[Stored data entries]
======

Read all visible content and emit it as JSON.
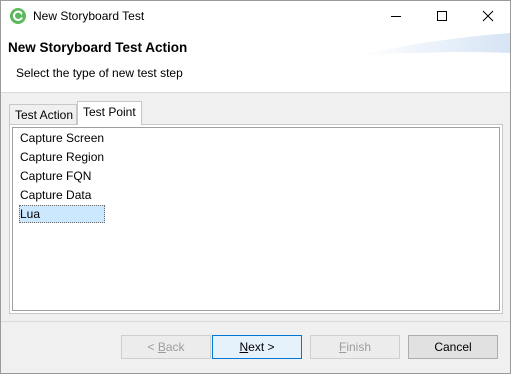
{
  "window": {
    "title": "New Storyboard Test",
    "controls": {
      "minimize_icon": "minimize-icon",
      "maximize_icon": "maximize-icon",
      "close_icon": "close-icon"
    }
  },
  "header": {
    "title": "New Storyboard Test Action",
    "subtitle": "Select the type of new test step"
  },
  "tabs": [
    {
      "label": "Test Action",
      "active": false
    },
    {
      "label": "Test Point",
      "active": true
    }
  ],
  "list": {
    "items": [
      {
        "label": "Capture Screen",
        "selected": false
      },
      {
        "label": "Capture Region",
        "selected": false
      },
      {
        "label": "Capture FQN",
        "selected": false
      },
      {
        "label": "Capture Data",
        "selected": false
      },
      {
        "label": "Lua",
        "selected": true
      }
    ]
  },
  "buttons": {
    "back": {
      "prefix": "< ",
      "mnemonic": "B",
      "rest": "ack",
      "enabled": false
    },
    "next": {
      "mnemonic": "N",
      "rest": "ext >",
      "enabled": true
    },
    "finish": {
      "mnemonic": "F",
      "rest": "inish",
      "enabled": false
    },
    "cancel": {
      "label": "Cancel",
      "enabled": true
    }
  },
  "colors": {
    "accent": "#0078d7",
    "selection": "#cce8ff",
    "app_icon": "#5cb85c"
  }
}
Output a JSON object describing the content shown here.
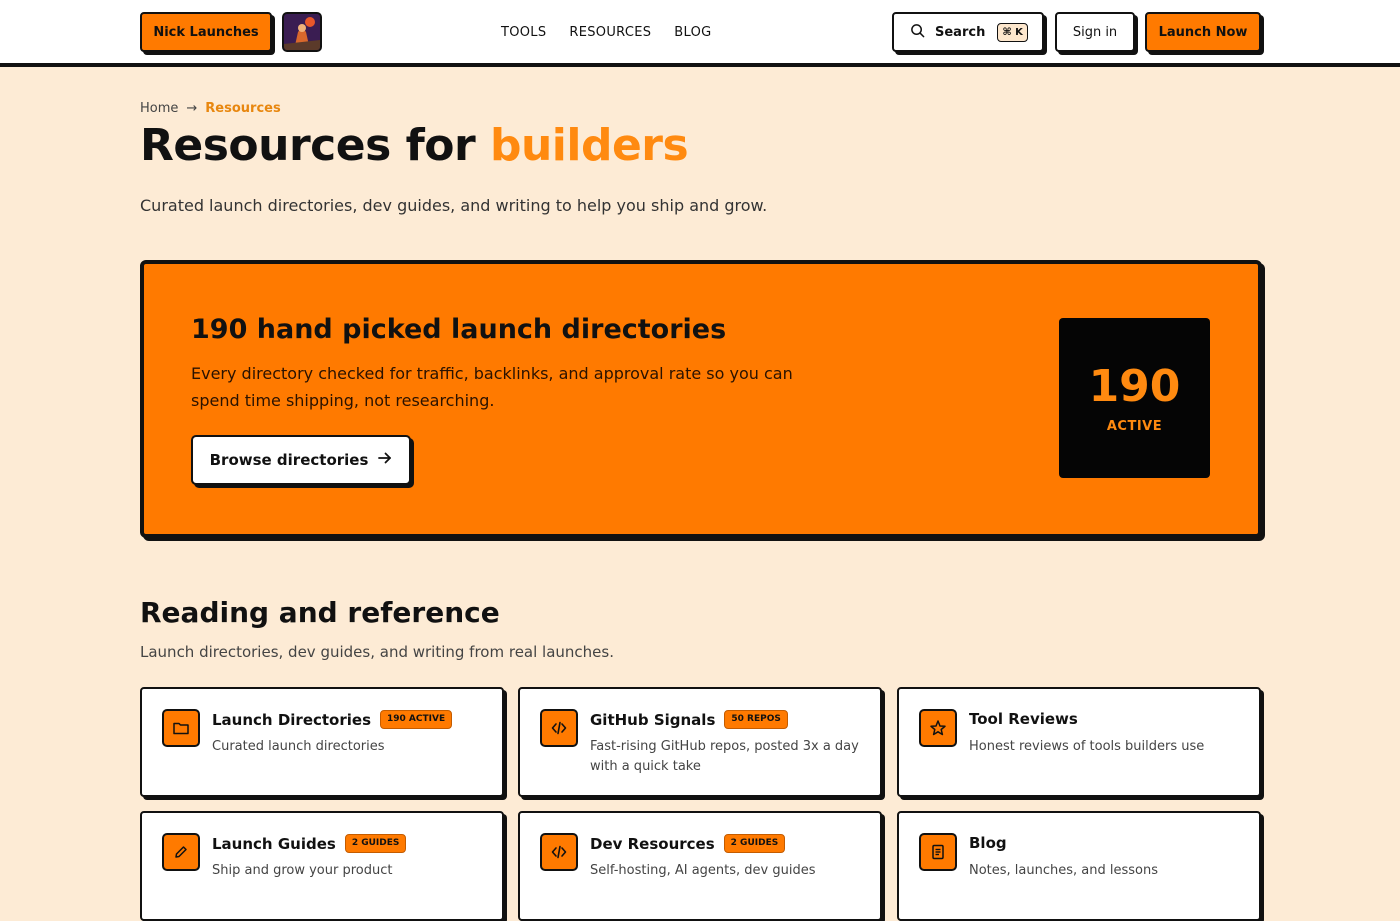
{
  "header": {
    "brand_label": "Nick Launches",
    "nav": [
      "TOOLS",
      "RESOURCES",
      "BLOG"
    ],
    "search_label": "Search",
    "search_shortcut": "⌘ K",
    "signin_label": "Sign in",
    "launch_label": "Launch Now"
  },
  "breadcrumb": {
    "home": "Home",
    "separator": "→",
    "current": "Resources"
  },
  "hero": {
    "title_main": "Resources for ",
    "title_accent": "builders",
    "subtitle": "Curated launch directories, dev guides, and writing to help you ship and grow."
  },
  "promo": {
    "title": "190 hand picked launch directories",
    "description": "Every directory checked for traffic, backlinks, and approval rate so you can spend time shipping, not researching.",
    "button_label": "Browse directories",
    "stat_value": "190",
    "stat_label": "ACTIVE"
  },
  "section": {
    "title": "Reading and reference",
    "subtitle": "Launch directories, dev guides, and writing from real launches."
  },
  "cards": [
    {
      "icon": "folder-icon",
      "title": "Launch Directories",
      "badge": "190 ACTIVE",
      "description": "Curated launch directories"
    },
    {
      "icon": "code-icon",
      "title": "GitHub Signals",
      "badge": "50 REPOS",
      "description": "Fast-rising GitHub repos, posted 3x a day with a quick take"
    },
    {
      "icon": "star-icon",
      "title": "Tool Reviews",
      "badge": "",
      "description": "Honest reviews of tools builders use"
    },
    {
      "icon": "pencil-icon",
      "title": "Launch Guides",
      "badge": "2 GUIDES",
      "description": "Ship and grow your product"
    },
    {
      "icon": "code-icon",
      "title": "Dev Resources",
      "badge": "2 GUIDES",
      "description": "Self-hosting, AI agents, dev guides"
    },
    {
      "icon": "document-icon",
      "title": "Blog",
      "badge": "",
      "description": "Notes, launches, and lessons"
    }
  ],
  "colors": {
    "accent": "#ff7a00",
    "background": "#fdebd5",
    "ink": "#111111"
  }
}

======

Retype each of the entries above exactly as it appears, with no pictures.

RESULT OF THE EXERCISE –
Read all visible content and emit it as JSON.
{
  "window": {
    "title": "New Storyboard Test",
    "controls": {
      "minimize_icon": "minimize-icon",
      "maximize_icon": "maximize-icon",
      "close_icon": "close-icon"
    }
  },
  "header": {
    "title": "New Storyboard Test Action",
    "subtitle": "Select the type of new test step"
  },
  "tabs": [
    {
      "label": "Test Action",
      "active": false
    },
    {
      "label": "Test Point",
      "active": true
    }
  ],
  "list": {
    "items": [
      {
        "label": "Capture Screen",
        "selected": false
      },
      {
        "label": "Capture Region",
        "selected": false
      },
      {
        "label": "Capture FQN",
        "selected": false
      },
      {
        "label": "Capture Data",
        "selected": false
      },
      {
        "label": "Lua",
        "selected": true
      }
    ]
  },
  "buttons": {
    "back": {
      "prefix": "< ",
      "mnemonic": "B",
      "rest": "ack",
      "enabled": false
    },
    "next": {
      "mnemonic": "N",
      "rest": "ext >",
      "enabled": true
    },
    "finish": {
      "mnemonic": "F",
      "rest": "inish",
      "enabled": false
    },
    "cancel": {
      "label": "Cancel",
      "enabled": true
    }
  },
  "colors": {
    "accent": "#0078d7",
    "selection": "#cce8ff",
    "app_icon": "#5cb85c"
  }
}
Output a JSON object describing the content shown here.
{
  "header": {
    "brand_label": "Nick Launches",
    "nav": [
      "TOOLS",
      "RESOURCES",
      "BLOG"
    ],
    "search_label": "Search",
    "search_shortcut": "⌘ K",
    "signin_label": "Sign in",
    "launch_label": "Launch Now"
  },
  "breadcrumb": {
    "home": "Home",
    "separator": "→",
    "current": "Resources"
  },
  "hero": {
    "title_main": "Resources for ",
    "title_accent": "builders",
    "subtitle": "Curated launch directories, dev guides, and writing to help you ship and grow."
  },
  "promo": {
    "title": "190 hand picked launch directories",
    "description": "Every directory checked for traffic, backlinks, and approval rate so you can spend time shipping, not researching.",
    "button_label": "Browse directories",
    "stat_value": "190",
    "stat_label": "ACTIVE"
  },
  "section": {
    "title": "Reading and reference",
    "subtitle": "Launch directories, dev guides, and writing from real launches."
  },
  "cards": [
    {
      "icon": "folder-icon",
      "title": "Launch Directories",
      "badge": "190 ACTIVE",
      "description": "Curated launch directories"
    },
    {
      "icon": "code-icon",
      "title": "GitHub Signals",
      "badge": "50 REPOS",
      "description": "Fast-rising GitHub repos, posted 3x a day with a quick take"
    },
    {
      "icon": "star-icon",
      "title": "Tool Reviews",
      "badge": "",
      "description": "Honest reviews of tools builders use"
    },
    {
      "icon": "pencil-icon",
      "title": "Launch Guides",
      "badge": "2 GUIDES",
      "description": "Ship and grow your product"
    },
    {
      "icon": "code-icon",
      "title": "Dev Resources",
      "badge": "2 GUIDES",
      "description": "Self-hosting, AI agents, dev guides"
    },
    {
      "icon": "document-icon",
      "title": "Blog",
      "badge": "",
      "description": "Notes, launches, and lessons"
    }
  ],
  "colors": {
    "accent": "#ff7a00",
    "background": "#fdebd5",
    "ink": "#111111"
  }
}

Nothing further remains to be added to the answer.